Master students' projects
The following lists descriptions of master students' projects affiliated to UrbanEnclavingFutures.
Ernest’s research project is titled “Public housing in Ghana: A case study of the Greater Accra Metropolitan Area”. The study is premised on the fact that despite the recognition of the role of housing in improving the socio-physical wellbeing of people, housing provision, accessibility, and affordability are still a considerable challenge in Ghana. The housing deficit in Ghana is currently over 2 million units. The housing sector over the years has been greatly influenced by national policies of various governments; policies that have shaped provision, accessibility, and affordability of housing in the country. Is in this regard, Ernest’s research project aims to explore how post-independent housing policies and projects influenced the state of housing in urban Ghana.
Maria’s master project is a study of sociality and security/insecurity in a slum area of Kampala, Uganda. She conducted a six-month fieldwork among a group residing in an urban poor area at the outskirts of Kampala. She focuses on gendering dimensions, security and insecurity and the boundaries and relationships between those residing both inside and outside the slum.
Lukas' master project seeks to examine the transportation situation in Accra, Ghana and its implications on the urban society. He aims to grasp local peoples' perspective of everyday urban mobility in order to analyze what future policies on urban transportation are needed to ensure sustainable urban development in Accra. Linkages of transportation and issues like equality and democracy are also central concerns of his.
Lauritz conducted fieldwork in the Greater Accra Region in Ghana. He studied the private city development project of Appolonia City, and how the transformation of space has social and cultural implications for the local population. He was situated in a nearby village, also named Appolonia, where the chief, «the stool council» and «the elders», leased their land to the company Rendeavour, Africa’s largest urban land developer. The development of the private city is well under construction, and effects are illustrated both within the village, the private city and elsewhere in Ghana. Key concepts are class, segregation, conflict and security, and formations and conceptualisations of meaning and future. He successfully completed his MA degree in Spring 2019.
Anna completed her master's degree in Social Anthropology at the University of Bergen in 2020. In the spring of 2019, she conducted fieldwork at the outskirts of Cape Town, South Africa. Her study is an exploration of urban housing politics from below in the post-Apartheid city, specifically focusing on what ways different groups of people – differentiated by class, race or gender – have varied access to urban resources. The fieldwork took place in Hazeldean, a community within a Township area called Philippi, where ongoing developments in the community and tense negotiations about land rights are heavily impacting people. The aim is to understand how the lived experiences of South African housing policies are affecting residents’ access to urban resources, such as mobility, housing, land right and safety.

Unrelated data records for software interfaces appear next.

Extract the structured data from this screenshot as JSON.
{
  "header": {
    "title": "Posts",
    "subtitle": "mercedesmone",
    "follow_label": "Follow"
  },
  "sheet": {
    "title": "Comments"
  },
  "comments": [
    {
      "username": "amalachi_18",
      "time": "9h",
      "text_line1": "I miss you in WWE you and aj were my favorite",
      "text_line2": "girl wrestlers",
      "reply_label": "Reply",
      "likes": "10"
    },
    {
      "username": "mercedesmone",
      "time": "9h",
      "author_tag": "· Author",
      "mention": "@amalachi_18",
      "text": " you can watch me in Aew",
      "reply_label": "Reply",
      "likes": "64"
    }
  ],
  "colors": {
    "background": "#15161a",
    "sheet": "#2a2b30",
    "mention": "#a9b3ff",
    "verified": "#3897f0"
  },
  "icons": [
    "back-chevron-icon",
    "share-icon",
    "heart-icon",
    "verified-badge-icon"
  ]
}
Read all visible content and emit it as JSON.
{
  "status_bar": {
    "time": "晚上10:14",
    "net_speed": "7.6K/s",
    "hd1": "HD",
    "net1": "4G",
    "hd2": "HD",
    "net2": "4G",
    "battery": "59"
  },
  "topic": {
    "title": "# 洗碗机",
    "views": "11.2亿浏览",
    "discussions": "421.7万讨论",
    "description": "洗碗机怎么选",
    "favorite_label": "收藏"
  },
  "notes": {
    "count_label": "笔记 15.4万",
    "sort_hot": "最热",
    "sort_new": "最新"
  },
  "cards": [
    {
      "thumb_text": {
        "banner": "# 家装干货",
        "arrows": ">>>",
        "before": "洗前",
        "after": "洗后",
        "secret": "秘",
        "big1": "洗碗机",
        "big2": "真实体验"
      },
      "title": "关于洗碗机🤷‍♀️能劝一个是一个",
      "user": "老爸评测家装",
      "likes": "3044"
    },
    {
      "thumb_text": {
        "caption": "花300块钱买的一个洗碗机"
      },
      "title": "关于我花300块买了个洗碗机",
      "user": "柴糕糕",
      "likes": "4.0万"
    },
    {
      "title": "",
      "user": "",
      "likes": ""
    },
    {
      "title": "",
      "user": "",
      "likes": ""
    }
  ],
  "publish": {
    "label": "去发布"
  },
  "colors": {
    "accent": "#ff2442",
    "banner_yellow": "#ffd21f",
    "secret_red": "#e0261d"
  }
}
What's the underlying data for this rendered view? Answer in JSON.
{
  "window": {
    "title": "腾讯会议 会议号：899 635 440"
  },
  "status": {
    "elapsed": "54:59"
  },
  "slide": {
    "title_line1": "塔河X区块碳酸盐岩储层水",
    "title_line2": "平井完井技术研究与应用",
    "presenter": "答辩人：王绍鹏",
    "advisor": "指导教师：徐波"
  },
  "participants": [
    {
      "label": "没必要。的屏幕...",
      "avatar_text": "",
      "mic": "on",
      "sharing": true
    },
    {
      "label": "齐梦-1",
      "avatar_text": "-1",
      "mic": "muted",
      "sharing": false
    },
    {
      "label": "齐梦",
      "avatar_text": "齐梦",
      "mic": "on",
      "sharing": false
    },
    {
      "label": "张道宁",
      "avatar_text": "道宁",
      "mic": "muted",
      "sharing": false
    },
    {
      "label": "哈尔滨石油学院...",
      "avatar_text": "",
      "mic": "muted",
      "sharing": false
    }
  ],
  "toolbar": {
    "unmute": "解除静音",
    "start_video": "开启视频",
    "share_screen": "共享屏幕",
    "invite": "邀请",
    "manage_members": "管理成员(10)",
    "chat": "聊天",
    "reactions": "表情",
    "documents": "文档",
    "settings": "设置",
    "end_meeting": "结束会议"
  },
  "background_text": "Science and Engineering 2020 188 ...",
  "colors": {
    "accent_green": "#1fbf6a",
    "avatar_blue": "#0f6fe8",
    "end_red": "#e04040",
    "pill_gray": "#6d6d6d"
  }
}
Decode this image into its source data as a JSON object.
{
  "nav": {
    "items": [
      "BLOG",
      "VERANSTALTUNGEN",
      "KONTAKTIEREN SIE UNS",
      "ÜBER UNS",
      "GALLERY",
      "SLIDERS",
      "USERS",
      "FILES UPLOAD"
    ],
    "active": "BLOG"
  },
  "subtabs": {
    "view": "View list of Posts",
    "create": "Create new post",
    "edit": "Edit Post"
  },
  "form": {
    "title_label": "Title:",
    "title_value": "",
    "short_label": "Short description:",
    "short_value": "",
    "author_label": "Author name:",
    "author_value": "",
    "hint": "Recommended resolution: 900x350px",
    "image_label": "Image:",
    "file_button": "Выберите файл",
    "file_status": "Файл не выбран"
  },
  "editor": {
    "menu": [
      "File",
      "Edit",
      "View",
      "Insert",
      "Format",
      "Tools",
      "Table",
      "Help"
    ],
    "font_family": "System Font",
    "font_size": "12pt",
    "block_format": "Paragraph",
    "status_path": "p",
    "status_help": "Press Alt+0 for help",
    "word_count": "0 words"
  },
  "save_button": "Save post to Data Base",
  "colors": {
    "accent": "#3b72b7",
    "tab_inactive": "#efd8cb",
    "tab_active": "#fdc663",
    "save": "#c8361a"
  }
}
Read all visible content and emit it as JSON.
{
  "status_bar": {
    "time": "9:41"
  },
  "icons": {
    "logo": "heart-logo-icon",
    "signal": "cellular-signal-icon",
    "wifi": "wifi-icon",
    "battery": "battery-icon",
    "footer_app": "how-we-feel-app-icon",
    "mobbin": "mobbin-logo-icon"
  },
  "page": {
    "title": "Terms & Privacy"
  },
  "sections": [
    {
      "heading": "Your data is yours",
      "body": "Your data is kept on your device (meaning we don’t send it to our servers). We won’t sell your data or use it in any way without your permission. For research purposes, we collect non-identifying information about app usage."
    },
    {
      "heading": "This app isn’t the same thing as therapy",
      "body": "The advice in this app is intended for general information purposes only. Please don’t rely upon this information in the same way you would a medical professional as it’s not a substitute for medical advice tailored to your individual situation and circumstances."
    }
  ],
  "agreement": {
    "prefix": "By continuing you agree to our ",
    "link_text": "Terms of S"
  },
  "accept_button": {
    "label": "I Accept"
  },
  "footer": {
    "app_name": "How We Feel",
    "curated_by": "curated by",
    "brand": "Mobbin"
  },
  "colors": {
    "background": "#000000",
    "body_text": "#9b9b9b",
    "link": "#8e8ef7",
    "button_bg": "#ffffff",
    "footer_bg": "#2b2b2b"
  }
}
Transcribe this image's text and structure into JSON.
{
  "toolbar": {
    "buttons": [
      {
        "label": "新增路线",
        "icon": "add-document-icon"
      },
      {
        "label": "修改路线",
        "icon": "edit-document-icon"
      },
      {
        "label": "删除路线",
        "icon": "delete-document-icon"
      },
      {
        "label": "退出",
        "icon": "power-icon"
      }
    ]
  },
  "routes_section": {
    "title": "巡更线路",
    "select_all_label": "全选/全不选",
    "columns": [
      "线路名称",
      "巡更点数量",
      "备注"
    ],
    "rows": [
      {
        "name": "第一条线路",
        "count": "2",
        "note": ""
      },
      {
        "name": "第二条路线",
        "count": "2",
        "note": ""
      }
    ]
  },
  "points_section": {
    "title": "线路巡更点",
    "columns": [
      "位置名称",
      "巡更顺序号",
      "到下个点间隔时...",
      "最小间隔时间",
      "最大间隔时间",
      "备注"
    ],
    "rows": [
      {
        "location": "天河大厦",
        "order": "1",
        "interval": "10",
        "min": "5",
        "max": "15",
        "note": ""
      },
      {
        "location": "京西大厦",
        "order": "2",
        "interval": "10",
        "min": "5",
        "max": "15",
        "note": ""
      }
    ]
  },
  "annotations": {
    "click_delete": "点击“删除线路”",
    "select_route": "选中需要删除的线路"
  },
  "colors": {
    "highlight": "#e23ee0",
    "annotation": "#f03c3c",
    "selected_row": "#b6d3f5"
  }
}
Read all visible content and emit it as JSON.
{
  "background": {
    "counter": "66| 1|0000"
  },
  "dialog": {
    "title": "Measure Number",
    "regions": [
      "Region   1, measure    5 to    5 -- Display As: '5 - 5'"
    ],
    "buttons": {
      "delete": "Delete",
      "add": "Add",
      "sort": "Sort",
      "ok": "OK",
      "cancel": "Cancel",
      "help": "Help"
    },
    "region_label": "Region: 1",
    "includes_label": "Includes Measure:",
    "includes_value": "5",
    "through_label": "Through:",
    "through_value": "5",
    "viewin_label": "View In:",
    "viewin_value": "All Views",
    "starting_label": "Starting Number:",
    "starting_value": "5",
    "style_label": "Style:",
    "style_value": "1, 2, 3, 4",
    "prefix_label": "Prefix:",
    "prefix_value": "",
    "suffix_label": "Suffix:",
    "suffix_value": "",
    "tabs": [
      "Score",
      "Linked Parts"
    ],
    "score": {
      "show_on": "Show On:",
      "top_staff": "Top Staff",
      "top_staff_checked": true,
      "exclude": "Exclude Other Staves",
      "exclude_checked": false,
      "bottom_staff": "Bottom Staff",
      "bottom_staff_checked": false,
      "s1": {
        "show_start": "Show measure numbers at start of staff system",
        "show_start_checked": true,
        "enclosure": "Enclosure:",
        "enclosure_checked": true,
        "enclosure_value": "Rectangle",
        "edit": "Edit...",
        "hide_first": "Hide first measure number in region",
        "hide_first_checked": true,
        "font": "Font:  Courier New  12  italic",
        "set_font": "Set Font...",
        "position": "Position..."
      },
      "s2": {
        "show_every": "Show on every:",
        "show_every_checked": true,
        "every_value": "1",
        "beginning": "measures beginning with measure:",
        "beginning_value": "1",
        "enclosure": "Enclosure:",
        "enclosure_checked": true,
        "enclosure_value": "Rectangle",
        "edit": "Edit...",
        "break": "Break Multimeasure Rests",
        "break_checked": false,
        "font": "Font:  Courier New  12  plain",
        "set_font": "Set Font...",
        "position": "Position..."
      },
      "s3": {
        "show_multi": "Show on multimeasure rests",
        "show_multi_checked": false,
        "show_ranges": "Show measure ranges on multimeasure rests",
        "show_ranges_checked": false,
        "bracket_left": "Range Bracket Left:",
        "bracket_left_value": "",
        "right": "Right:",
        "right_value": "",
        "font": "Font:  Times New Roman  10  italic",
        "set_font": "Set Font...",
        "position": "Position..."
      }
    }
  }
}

Many refugee camps today are intended to be temporary, but eventually end up being more than so. As some of these contain over 200.000 people, it may be difficult to observe differences between the rural and urban. Mikko recently finished his fieldwork in a refugee camp in Northern Uganda. In his project, he investigates how people organise in camps and whether factors such as ethnicity, culture, language and economy affect how this is done. Understanding how these camps are organised and how people work together might be applicable in other areas in similar conditions, he contends.